__PROMPT__
For each entry in the listing, produce an exact copy.

☆ ☆ ☆

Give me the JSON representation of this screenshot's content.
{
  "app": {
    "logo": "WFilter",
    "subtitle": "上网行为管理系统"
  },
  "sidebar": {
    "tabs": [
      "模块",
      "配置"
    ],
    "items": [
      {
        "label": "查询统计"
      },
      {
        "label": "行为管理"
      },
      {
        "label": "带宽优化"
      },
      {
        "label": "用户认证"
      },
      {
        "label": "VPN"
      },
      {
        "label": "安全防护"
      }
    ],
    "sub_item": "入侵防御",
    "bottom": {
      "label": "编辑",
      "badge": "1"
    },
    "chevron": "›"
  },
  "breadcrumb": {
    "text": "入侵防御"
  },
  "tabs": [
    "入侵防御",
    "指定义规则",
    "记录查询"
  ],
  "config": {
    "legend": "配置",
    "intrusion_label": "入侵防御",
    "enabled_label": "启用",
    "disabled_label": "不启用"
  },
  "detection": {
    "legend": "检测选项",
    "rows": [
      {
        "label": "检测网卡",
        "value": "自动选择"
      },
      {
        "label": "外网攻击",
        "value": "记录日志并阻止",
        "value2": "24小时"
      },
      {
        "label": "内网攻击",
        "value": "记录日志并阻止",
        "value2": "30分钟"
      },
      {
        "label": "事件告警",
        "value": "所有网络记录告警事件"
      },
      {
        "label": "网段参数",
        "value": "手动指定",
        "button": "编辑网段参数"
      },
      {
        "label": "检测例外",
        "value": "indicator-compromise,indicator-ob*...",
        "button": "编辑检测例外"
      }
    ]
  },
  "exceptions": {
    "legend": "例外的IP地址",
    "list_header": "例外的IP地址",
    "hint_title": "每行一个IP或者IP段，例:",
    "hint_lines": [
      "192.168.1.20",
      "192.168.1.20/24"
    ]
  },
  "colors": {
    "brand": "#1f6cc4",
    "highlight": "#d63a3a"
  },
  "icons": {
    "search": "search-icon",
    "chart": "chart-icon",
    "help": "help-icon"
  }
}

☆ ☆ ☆

__EXPECTED OUTPUT__
Give me the JSON representation of this screenshot's content.
{
  "app": {
    "logo": "WFilter",
    "subtitle": "上网行为管理系统"
  },
  "sidebar": {
    "tabs": [
      "模块",
      "配置"
    ],
    "items": [
      {
        "label": "查询统计"
      },
      {
        "label": "行为管理"
      },
      {
        "label": "带宽优化"
      },
      {
        "label": "用户认证"
      },
      {
        "label": "VPN"
      },
      {
        "label": "安全防护"
      }
    ],
    "sub_item": "入侵防御",
    "bottom": {
      "label": "编辑",
      "badge": "1"
    },
    "chevron": "›"
  },
  "breadcrumb": {
    "text": "入侵防御"
  },
  "tabs": [
    "入侵防御",
    "指定义规则",
    "记录查询"
  ],
  "config": {
    "legend": "配置",
    "intrusion_label": "入侵防御",
    "enabled_label": "启用",
    "disabled_label": "不启用"
  },
  "detection": {
    "legend": "检测选项",
    "rows": [
      {
        "label": "检测网卡",
        "value": "自动选择"
      },
      {
        "label": "外网攻击",
        "value": "记录日志并阻止",
        "value2": "24小时"
      },
      {
        "label": "内网攻击",
        "value": "记录日志并阻止",
        "value2": "30分钟"
      },
      {
        "label": "事件告警",
        "value": "所有网络记录告警事件"
      },
      {
        "label": "网段参数",
        "value": "手动指定",
        "button": "编辑网段参数"
      },
      {
        "label": "检测例外",
        "value": "indicator-compromise,indicator-ob*...",
        "button": "编辑检测例外"
      }
    ]
  },
  "exceptions": {
    "legend": "例外的IP地址",
    "list_header": "例外的IP地址",
    "hint_title": "每行一个IP或者IP段，例:",
    "hint_lines": [
      "192.168.1.20",
      "192.168.1.20/24"
    ]
  },
  "colors": {
    "brand": "#1f6cc4",
    "highlight": "#d63a3a"
  },
  "icons": {
    "search": "search-icon",
    "chart": "chart-icon",
    "help": "help-icon"
  }
}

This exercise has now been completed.